While millions of Iraqis flee the country or move to "religiously purified" areas in Baghdad, four Tucsonans who have commented on the war annually since before it began now mostly have dire things to say.
Believing nothing good will come out of the war for the United States, Chris Demchak, a UA associate professor of public administration and policy, does see Iran benefiting.
"Iran has been invigorated," Demchak states, "and will be a regional hegemon that will play a much bigger role than it would have."
To diminish Iran's role in the Middle East and to open the door to an eventual end to the hostilities in Iraq, Demchak has supported the so-called "three-state solution" for several years. This proposal would divide the country into separate Kurdish, Shiite and Sunni nations.
"The civil war will break the country up in any case," Demchak suggests. She has also written in a recently published article: "It is easier for the West if Iran's natural allies (in Iraq) have less territory and fewer resources."
To facilitate this division of Iraq, Demchak believes American troops for a short period of time should be stationed on the defined borders of the new nations, each of which would be provided with some oil sources. After that, it will be up to the emerging countries to decide if they want war or peace.
While not perfect, Demchak writes of the three-state solution: "It is the best we can do ... and a long sight better than what they are facing now."
Republican Bill Heuisler was a war supporter in 2003; he agrees with Demchak about breaking Iraq into pieces.
"Why not split it up?" he asks. "There's no way in the world to get the Shiites and Sunnis to love each other."
Under this scenario, Heuisler envisions U.S. soldiers remaining in Iraq only to stop terrorism from spreading. "We'd form occupied, fortified areas in the country to prevent terrorists," he suggests. "I don't want any terrorism exported out of Iraq."
As for what would happen inside Iraq, Heuisler says: "Why the hell are we interfering with them? Let them kill each other."
Emphasizing he has "contempt" for Democrats in Congress who talk about cutting off funding for the war, former Marine Heuisler summaries: "The Democrats want to re-create Vietnam and make Bush another Nixon. They only care about power."
Tom Volgy--a UA political science professor and the Democratic mayor of Tucson from 1987 to 1991--doesn't think Congress will stop financing the war.
"Congress will come close to threatening to cut off funds," Volgy believes, "but won't."
Without that kind of drastic action, Volgy doesn't see the Bush administration changing course in Iraq. "If the administration doesn't pay attention to its own generals and experts as well as the public, they won't pay attention to Congress."
As a result, Volgy says: "Nothing good for us (will come out of the war), and I can't believe anything good could come out of it for the people in the Middle East. ... There are no good choices for us, and maybe not for Iraq."

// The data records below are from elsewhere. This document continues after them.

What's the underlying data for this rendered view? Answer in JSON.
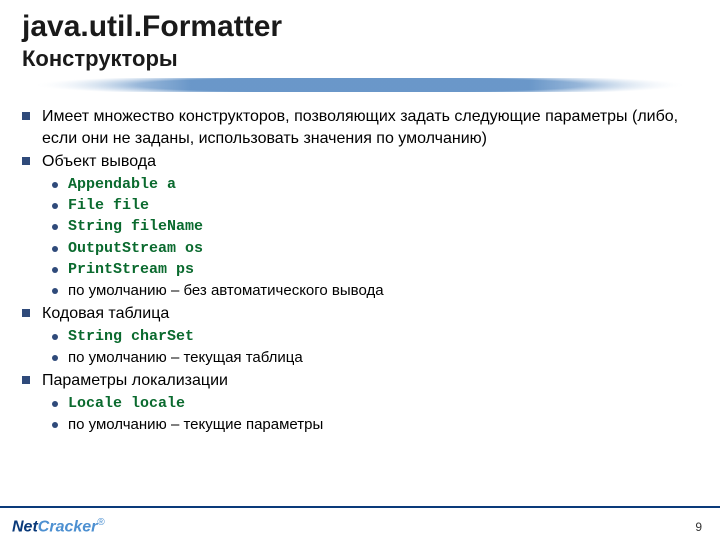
{
  "title": "java.util.Formatter",
  "subtitle": "Конструкторы",
  "bullets": {
    "b0": "Имеет множество конструкторов, позволяющих задать следующие параметры (либо, если они не заданы, использовать значения по умолчанию)",
    "b1": "Объект вывода",
    "b1_0": "Appendable a",
    "b1_1": "File file",
    "b1_2": "String fileName",
    "b1_3": "OutputStream os",
    "b1_4": "PrintStream ps",
    "b1_5": "по умолчанию – без автоматического вывода",
    "b2": "Кодовая таблица",
    "b2_0": "String charSet",
    "b2_1": "по умолчанию – текущая таблица",
    "b3": "Параметры локализации",
    "b3_0": "Locale locale",
    "b3_1": "по умолчанию – текущие параметры"
  },
  "logo": {
    "part1": "Net",
    "part2": "Cracker",
    "reg": "®"
  },
  "page_number": "9"
}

This bleak picture isn't surprising to Caroline Isaacs of the American Friends Service Committee; she was an outspoken opponent of the war before it began.
"Why didn't they listen?" she wonders about the American people. "We told them. Those in the (anti-war) movement are now kind of like, 'Duh!' It seemed obvious from the start on how it was likely to turn out."
Isaacs agrees with Volgy that Congress won't cut off the flow of money for the war. "They'll kind of bluster about doing something, without doing something, until it becomes catastrophic.
"We've created an incredible mess with pretty bad consequences, whether we stay or go," Isaacs says. "There has been a worldwide erosion of U.S. legitimacy and of us taking the moral high ground."
Another ramification of Iraq, Isaacs says, is the expenditure of vast sums of taxpayer money: "There's an insane amount of money being spent which could be used on worthy causes."
Asked what the impact of the war will be 10 years from now, Volgy predicts: "Our relationships in the Middle East will be less influential, and we'll be less able to influence events. We'll be less liked than other major contenders for influence--China and Russia."
Believing the 10-year future is still to be determined, Heuisler responds: "If we turn tail and run after winning the battles, then the political impact on the U.S. will be incredible. In Iraq, a crackpot dictator (will come to power), and the Kurds will form their own country."
For her part, Demchak questions why the United States isn't trying to wean itself from its addiction to oil.
"How fast can we move to alternative fuels for transportation energy?" she asks. "If (Middle Eastern countries) didn't have markets for oil, we wouldn't care as much about them. ... We'd be less dependent on countries with no democratic background."
To achieve that goal, Demchak concludes: "Let's get the U.S. on a proactive move away from oil to renewable energy sources."